- Introduction: This gives your readers, at a glance; the central theme of your literature review.
- Body: This is the part or section of your literature review that contains your discussion of sources. Sources can be arranged thematically, methodologically or chronologically.
- Conclusion: Your conclusion should contain or discuss what you have drawn from the review.
- Use evidence: This is where a lot of people have problems. Every idea in the literature review is not yours therefore; you should always acknowledge the source. Except it is common knowledge, always remember to acknowledge the source. At least, cite every paragraph. For example, you can say; “studies conducted by Mill and Shaw in 1830 shows that breast cancer can be hereditary”. Doing this provides an evidence to show that your point is valid.
- Be selective and relevant: Every point mentioned or stated in your review must be relevant to your research topic. Don’t include everything you see in the sources you are consulting. This would make your review lack focus and relevance.

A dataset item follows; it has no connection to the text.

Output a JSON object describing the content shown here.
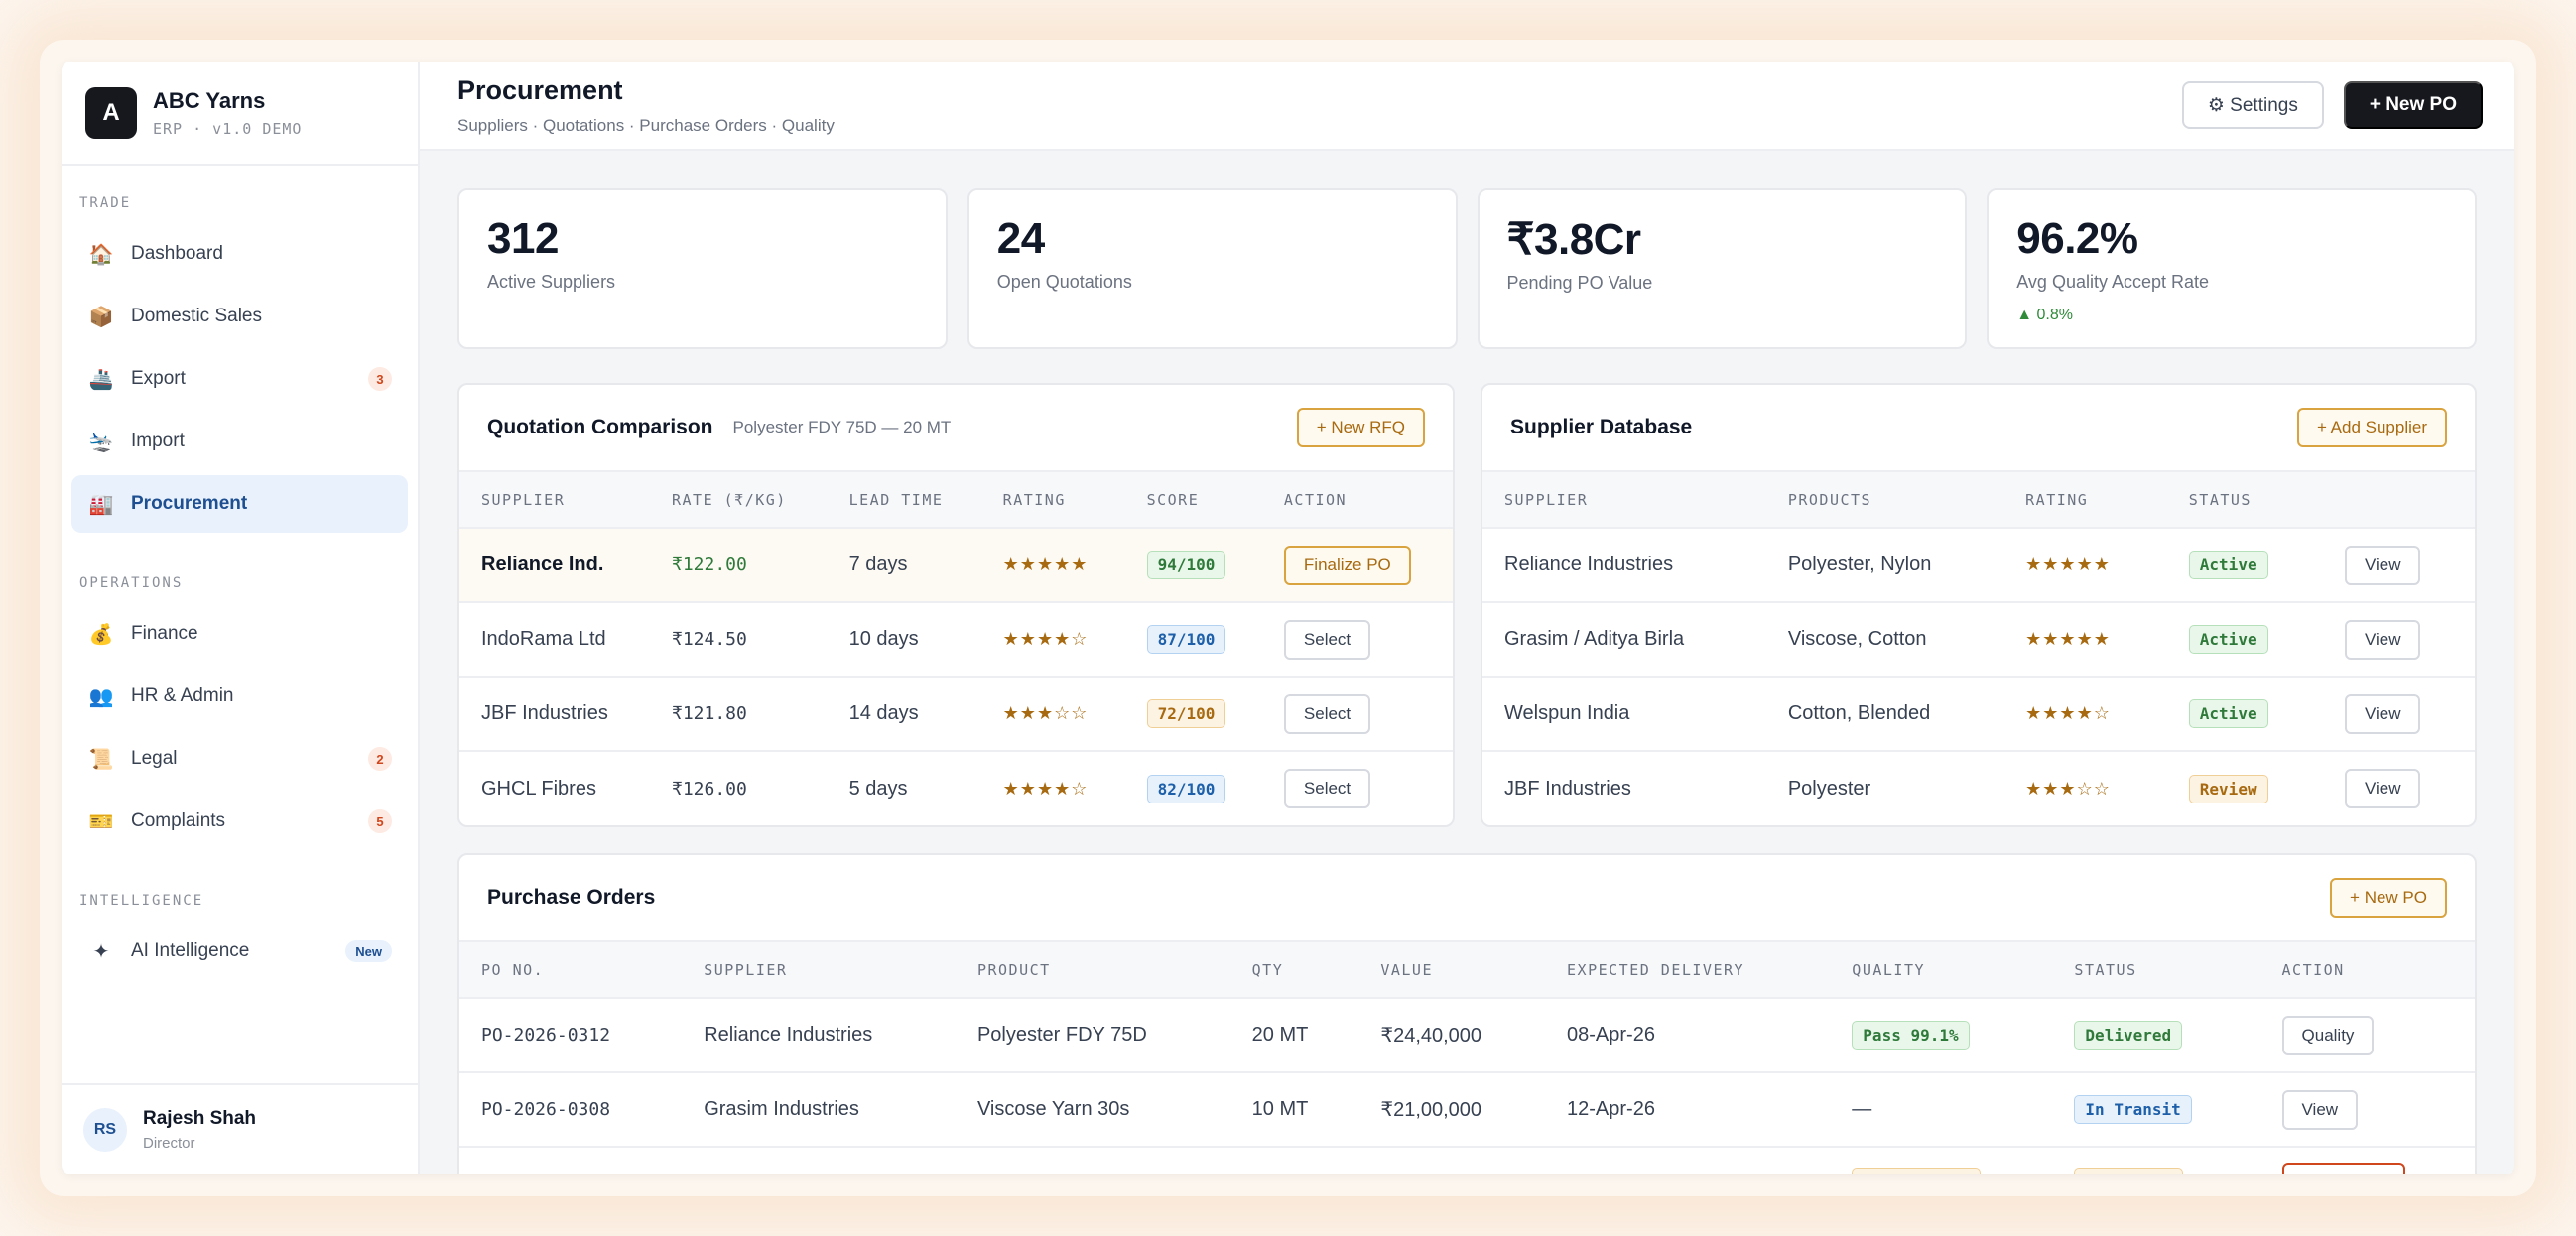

- Use quotes: This is very important in avoiding the event of plagiarism. When you have to directly lift an idea; word for word, it is important to put the idea in quotes. After putting the idea in quotes, the next and very important thing to do is to cite or acknowledge the source. For example, “An average adult female cockroach has a short life span of 12days”, Obi and Yale, 2013. I have said you should use quotes but do so in moderation. It is more professionally preferable to paraphrase and cite the sources than to always quote them directly.
- Remain original: It is the originality of your work that separates it from other available materials on that topic and also keeps your readers interested. Yes! Your review contains other people’s idea. But, you should at all times express this idea in your own voice.
- You can paraphrase: Instead of always quoting, paraphrase what has been written in your own voice. Find the information, read it and represent it the way you have understood it.
- Revise: Read through your work. Ask yourself if you have represented the information in the best way possible. Check for grammatical errors and spelling errors. Make sure your references are correct. Check for places you failed to add a reference. Check to make sure that your review centers on your research project topic. Remember that your literature review serves as a building block for the argument or hypothesis in your project topic. You can decide to employ the services of a professional to help edit your work.
At the end of your literature review, your reader should be able to effortlessly decipher the relationship that exists between your research project topic and your literature review. If your reader fails to see this relationship because of your inability to make the connection then, your review has failed; both as a stand-alone piece of academic work and as a building block for your research topic.
Following the outlined steps above, you are guaranteed to not just write any literature review, but write a “proper literature review”.